This Bone Broth Ramen feels like a labour of love. Not a terribly complicated one (like love tends to be but that is a whole other story and post for an entirely different blog!) but it does take more than 24 hours to get to the end result. But the result is a nourishing bowl of goodness which is comforting and slurpily delicious.

Bone Broth Ramen


Bone Broth Ramen

I am also aware that I am taking a huge creative license in calling it Ramen as this is not at all a traditional ramen broth but ramen’s two main ingredients are noodles and broth. And since I wanted to make my own bowl of slurpy noodles and had been planning to make a bone broth for a long time, combining the two seemed logical.

Bone Broth Ramen

Bone Broth Ramen

I did quite a bit of reading of how to make a bone broth and it is not difficult at all. Some recipes added vegetables to the bones for cooking while others were quite adamant that it should only be bones. I went the latter route and only used bones for cooking the broth. I got a mix of marrow, pork and beef bones from my butcher. Ask for knuckles, short ribs and neck bones and the bones should have a little bit of meat on them.

Bone Broth Ramen

The method is quite simple. I roasted the bones at a high temperature to brown and caramelise and then placed them in a large oven proof dish with a lid. Covered with water, added cider vinegar, a few bay leaves and simmered it at a low temperature for a good 24 hours.

Once it had cooled down a bit, I strained the broth through a fine sieve, removed the cooked marrow from the marrow bones, added it to the broth with a quarter cup of red miso and whisked it in. I then placed the broth in the fridge to cool down and once it was cooled I removed the top layer of fat. If you do not want to use miso to season the broth, season with salt accordingly.

Bone Broth RamenI made sure that I removed all the bits of meat from the bones before discarding them. You can add the pieces of meat to the noodles or set them aside to make a pasta sauce or a delicious savoury pie filling. The broth will only keep for a few days in the fridge so rather freeze the broth for later use. Drink it as a light soup or use it as a base for soups, stews and casseroles like you would use stock.

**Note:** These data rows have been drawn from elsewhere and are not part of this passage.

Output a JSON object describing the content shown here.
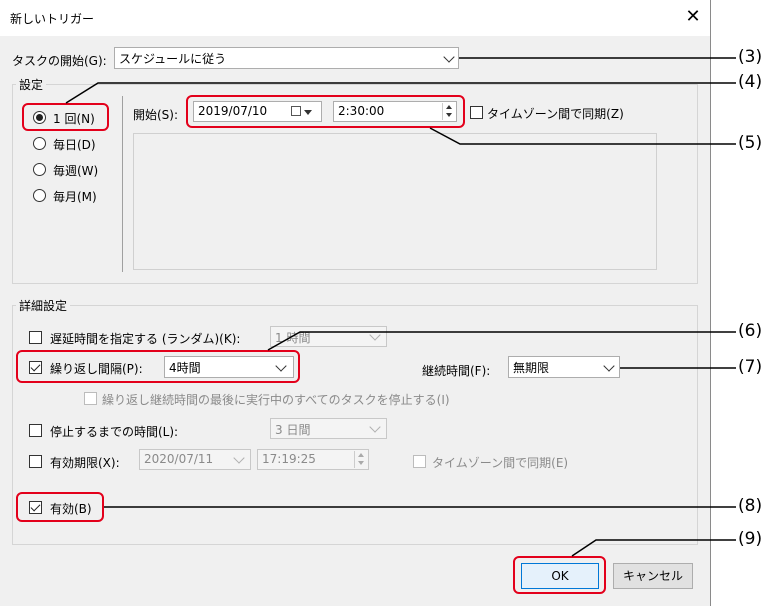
{
  "window": {
    "title": "新しいトリガー",
    "close": "✕"
  },
  "task_start": {
    "label": "タスクの開始(G):",
    "value": "スケジュールに従う"
  },
  "settings": {
    "legend": "設定",
    "schedule": [
      {
        "label": "1 回(N)",
        "selected": true
      },
      {
        "label": "毎日(D)",
        "selected": false
      },
      {
        "label": "毎週(W)",
        "selected": false
      },
      {
        "label": "毎月(M)",
        "selected": false
      }
    ],
    "start_label": "開始(S):",
    "start_date": "2019/07/10",
    "start_time": "2:30:00",
    "tz_sync": "タイムゾーン間で同期(Z)"
  },
  "advanced": {
    "legend": "詳細設定",
    "delay": {
      "label": "遅延時間を指定する (ランダム)(K):",
      "value": "1 時間",
      "checked": false
    },
    "repeat": {
      "label": "繰り返し間隔(P):",
      "value": "4時間",
      "checked": true
    },
    "duration": {
      "label": "継続時間(F):",
      "value": "無期限"
    },
    "stop_all": {
      "label": "繰り返し継続時間の最後に実行中のすべてのタスクを停止する(I)",
      "checked": false
    },
    "stop_after": {
      "label": "停止するまでの時間(L):",
      "value": "3 日間",
      "checked": false
    },
    "expire": {
      "label": "有効期限(X):",
      "date": "2020/07/11",
      "time": "17:19:25",
      "checked": false,
      "tz_sync": "タイムゾーン間で同期(E)"
    },
    "enabled": {
      "label": "有効(B)",
      "checked": true
    }
  },
  "buttons": {
    "ok": "OK",
    "cancel": "キャンセル"
  },
  "callouts": [
    "(3)",
    "(4)",
    "(5)",
    "(6)",
    "(7)",
    "(8)",
    "(9)"
  ],
  "colors": {
    "highlight": "#e3001b",
    "dialog_bg": "#f0f0f0"
  }
}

Making the ramen or rather noodle bowl is super easy. I reheated some of the broth, removed it from heat and added the noodles to the hot broth to soften. I then added some sliced mushrooms, a boiled egg, baby pak choi, sliced spring onion and chili for a hearty bowl of slurpy noodle goodness.


I do hope you enjoy this Bone Broth Ramen. You can find more miso recipes here. For other methods to make Bone Broth check out The Kitchn and click here for the Ultimate Guide to Bone Broth by Kettle and Fire.

I am pleased to confirm our Cape Town Food Photography Workshop will take place on the 21st of August. Click here for more details and do let me know if you want to have your spot reserved.

More photos, food and travel stories on: Instagram Pinterest Twitter Facebook

Bone Broth Ramen


  • 2kg bones (a mix of pork and beef - marrow, knuckle, short ribs and neck bones)
  • 2 tbsp cider vinegar
  • 2 bay leaves
  • 1/4 cup red miso or salt for seasoning
  • For the Ramen
  • Medium egg noodles
  • Baby Pak Choi
  • Sliced raw mushrooms
  • Sliced spring onions
  • Sliced chili
  • Boiled Egg
  • Optional:
  • Meat removed from the bones
  • Other vegetables to taste


  1. Preheat the oven to 200 degrees C
  2. Place the bones in a single layer on a baking sheet and roast for 1 hour turning once until browned and caramelised
  3. Place the roasted bones (and all the roasted bits in the tray) in a large oven proof dish with a lid
  4. Reduce the oven temperature to 95 degrees C
  5. Add water to cover the bones by a few cm and add the cider vinegar and bay leaves
  6. Cover and place in the oven and simmer for 24 hours
  7. After 24 hours, remove from the oven and let the broth cool down a bit
  8. Once it has cooled down enough to handle, strain the broth through a fine sieve
  9. Remove the cooked marrow from the marrow bones and add it to the broth with a quarter cup of red miso (or salt to adequately season) and whisk to combine
  10. Placed the broth in the fridge to cool down completely and then remove the top layer of fat
  11. While the broth is in the fridge, remove all the bits of meat from the bones and set aside or freeze for future use
  12. Reheat the broth to use as is or as a base for soups and stews or freeze if not using immediately
  14. Reheat enough broth as required
  15. Remove from the heat and place the noodles in hot broth to soften
  16. Once the noodles are soft add the rest of the vegetables and serve
Schema/Recipe SEO Data Markup by Yummly Rich Recipes

Food Photography Workshop Cape Town
Zucchini Labneh Tart



Leave a Reply